*Problem statement:* Which of the lines below hold "embedded"? Please return each one.

Data records for software interfaces
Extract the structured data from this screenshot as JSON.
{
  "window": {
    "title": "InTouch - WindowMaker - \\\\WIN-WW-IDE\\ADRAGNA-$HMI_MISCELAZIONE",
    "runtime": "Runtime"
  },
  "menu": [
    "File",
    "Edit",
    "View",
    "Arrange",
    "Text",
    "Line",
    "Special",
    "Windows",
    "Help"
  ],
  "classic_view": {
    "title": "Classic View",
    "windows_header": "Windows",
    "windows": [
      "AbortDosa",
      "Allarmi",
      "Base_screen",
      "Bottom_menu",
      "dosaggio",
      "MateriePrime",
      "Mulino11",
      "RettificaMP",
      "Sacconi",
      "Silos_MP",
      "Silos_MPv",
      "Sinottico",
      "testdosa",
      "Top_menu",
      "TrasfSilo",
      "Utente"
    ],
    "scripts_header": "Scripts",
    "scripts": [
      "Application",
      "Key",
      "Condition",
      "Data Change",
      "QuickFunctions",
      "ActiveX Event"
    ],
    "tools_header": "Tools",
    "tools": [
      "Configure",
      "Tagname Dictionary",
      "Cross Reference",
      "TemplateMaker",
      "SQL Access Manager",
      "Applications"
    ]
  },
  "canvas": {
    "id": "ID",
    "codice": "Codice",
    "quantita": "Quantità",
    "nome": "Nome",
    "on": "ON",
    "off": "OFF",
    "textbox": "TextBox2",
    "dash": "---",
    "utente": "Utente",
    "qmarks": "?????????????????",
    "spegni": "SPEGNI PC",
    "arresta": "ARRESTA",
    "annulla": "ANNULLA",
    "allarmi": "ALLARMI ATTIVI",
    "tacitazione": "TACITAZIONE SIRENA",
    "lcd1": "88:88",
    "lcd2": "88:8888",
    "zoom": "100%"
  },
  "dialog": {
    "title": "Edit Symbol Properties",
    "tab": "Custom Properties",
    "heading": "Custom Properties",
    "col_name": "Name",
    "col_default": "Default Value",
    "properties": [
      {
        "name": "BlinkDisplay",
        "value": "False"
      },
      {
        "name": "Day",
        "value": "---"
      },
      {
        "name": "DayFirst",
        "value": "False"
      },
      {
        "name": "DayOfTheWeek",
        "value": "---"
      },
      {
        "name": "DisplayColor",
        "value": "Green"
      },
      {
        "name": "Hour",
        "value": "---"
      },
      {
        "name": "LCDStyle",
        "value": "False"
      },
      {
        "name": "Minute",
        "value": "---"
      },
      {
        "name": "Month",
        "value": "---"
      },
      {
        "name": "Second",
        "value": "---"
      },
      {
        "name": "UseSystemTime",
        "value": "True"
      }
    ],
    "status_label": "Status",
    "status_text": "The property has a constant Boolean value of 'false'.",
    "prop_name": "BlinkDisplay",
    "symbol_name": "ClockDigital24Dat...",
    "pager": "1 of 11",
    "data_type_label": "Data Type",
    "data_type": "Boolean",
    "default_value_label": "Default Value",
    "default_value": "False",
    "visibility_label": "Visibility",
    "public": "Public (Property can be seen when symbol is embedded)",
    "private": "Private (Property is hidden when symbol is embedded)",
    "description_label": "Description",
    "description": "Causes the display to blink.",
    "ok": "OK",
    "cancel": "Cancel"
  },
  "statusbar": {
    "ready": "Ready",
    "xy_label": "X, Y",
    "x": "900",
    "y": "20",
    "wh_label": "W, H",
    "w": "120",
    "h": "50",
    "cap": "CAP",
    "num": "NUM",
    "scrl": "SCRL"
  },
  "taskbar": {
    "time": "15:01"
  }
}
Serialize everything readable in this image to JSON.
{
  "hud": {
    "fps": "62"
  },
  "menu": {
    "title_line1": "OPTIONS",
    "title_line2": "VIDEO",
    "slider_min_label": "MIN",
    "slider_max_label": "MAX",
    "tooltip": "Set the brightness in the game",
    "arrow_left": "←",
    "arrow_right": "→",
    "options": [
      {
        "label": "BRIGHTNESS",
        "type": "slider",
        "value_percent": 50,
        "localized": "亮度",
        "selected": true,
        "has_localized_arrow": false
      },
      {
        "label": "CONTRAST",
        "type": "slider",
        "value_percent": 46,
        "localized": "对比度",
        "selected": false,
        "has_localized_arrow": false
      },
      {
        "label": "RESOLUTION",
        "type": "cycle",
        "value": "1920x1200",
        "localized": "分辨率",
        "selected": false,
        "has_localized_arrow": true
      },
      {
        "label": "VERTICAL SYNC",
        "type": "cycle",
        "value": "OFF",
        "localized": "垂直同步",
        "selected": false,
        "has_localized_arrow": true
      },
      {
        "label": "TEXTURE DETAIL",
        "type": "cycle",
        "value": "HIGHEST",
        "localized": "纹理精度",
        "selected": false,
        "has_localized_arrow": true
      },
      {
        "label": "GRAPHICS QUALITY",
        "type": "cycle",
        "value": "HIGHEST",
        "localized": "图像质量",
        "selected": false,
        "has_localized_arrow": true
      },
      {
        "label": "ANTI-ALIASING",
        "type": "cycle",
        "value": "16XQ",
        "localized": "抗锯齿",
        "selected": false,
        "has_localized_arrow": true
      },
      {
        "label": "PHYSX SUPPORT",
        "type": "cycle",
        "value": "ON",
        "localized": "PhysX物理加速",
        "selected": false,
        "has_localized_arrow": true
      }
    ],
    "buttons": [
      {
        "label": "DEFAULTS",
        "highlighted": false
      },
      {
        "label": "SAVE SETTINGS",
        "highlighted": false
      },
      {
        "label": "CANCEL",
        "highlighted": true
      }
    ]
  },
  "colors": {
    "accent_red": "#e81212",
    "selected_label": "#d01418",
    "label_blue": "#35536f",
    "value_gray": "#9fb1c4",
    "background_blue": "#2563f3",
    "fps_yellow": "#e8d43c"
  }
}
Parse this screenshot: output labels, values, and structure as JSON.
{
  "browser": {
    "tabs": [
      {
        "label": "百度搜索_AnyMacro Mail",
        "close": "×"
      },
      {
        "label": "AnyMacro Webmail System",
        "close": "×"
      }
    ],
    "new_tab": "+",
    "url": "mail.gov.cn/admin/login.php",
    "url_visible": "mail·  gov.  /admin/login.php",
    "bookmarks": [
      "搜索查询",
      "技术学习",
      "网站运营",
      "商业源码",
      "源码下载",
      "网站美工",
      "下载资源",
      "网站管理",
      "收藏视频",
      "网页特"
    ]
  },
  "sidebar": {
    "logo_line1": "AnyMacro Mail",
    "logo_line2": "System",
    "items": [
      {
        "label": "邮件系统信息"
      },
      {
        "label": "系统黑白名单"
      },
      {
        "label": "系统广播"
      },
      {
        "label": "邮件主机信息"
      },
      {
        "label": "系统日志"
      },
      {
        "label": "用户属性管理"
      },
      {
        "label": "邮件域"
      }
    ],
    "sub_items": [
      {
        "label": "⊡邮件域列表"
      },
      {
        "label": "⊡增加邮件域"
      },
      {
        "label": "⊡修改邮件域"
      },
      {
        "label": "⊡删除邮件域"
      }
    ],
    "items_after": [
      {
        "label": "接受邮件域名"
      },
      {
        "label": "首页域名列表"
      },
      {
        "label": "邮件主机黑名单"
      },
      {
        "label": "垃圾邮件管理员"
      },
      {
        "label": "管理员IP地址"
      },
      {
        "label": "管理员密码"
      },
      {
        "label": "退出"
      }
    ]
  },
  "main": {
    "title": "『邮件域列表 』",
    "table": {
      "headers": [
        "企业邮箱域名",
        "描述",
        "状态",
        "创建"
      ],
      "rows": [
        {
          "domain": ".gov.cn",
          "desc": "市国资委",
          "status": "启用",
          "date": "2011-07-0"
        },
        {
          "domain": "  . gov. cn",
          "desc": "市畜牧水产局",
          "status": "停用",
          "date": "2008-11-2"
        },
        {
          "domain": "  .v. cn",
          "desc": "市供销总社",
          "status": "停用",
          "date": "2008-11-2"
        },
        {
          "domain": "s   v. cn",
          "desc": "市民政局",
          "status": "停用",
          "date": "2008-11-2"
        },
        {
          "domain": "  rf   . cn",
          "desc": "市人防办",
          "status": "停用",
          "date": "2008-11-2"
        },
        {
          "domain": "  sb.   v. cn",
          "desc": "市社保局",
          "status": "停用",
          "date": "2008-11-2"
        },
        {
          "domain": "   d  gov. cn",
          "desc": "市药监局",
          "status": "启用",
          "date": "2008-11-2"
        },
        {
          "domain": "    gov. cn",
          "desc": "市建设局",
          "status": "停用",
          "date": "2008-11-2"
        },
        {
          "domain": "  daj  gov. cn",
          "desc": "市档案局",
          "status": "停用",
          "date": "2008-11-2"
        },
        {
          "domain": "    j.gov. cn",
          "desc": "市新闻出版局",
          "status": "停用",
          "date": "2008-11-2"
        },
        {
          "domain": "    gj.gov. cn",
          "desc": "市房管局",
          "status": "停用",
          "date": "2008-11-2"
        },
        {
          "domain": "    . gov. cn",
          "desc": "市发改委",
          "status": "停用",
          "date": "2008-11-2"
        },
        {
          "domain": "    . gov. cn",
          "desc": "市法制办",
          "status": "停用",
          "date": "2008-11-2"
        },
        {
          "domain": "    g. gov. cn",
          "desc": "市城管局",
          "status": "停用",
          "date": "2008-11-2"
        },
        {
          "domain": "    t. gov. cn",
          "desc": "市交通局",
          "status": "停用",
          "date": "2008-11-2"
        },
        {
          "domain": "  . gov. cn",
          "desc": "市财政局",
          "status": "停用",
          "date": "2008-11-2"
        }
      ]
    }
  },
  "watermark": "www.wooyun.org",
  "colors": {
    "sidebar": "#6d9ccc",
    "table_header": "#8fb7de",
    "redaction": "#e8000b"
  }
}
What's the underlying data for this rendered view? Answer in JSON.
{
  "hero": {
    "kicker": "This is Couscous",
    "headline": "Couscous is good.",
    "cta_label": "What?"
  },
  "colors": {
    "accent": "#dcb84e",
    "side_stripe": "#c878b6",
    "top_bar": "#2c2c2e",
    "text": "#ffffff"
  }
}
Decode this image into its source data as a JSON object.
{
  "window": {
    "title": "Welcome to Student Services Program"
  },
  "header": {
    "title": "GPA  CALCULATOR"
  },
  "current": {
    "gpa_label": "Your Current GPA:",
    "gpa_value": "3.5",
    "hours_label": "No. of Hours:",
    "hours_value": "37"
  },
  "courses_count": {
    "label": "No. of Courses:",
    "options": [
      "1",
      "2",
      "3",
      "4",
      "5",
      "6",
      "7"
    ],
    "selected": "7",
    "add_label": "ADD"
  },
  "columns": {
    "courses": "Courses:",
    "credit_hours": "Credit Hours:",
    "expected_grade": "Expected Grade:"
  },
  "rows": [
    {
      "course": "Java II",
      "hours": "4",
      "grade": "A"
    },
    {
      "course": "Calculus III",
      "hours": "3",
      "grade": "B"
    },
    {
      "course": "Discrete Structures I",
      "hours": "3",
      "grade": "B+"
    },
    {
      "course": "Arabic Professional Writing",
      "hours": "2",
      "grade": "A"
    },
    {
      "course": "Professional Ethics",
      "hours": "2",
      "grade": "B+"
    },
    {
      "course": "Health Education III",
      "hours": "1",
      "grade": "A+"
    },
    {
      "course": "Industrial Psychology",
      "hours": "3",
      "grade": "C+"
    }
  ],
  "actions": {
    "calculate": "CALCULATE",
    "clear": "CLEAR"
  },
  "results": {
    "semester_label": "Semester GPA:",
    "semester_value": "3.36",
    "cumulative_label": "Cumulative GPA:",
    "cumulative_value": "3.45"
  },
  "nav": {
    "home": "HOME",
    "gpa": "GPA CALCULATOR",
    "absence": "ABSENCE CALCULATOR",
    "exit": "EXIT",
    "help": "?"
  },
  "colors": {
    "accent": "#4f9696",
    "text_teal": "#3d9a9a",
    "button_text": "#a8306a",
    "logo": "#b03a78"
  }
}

*Response below:*
    "public": "Public (Property can be seen when symbol is embedded)",
    "private": "Private (Property is hidden when symbol is embedded)",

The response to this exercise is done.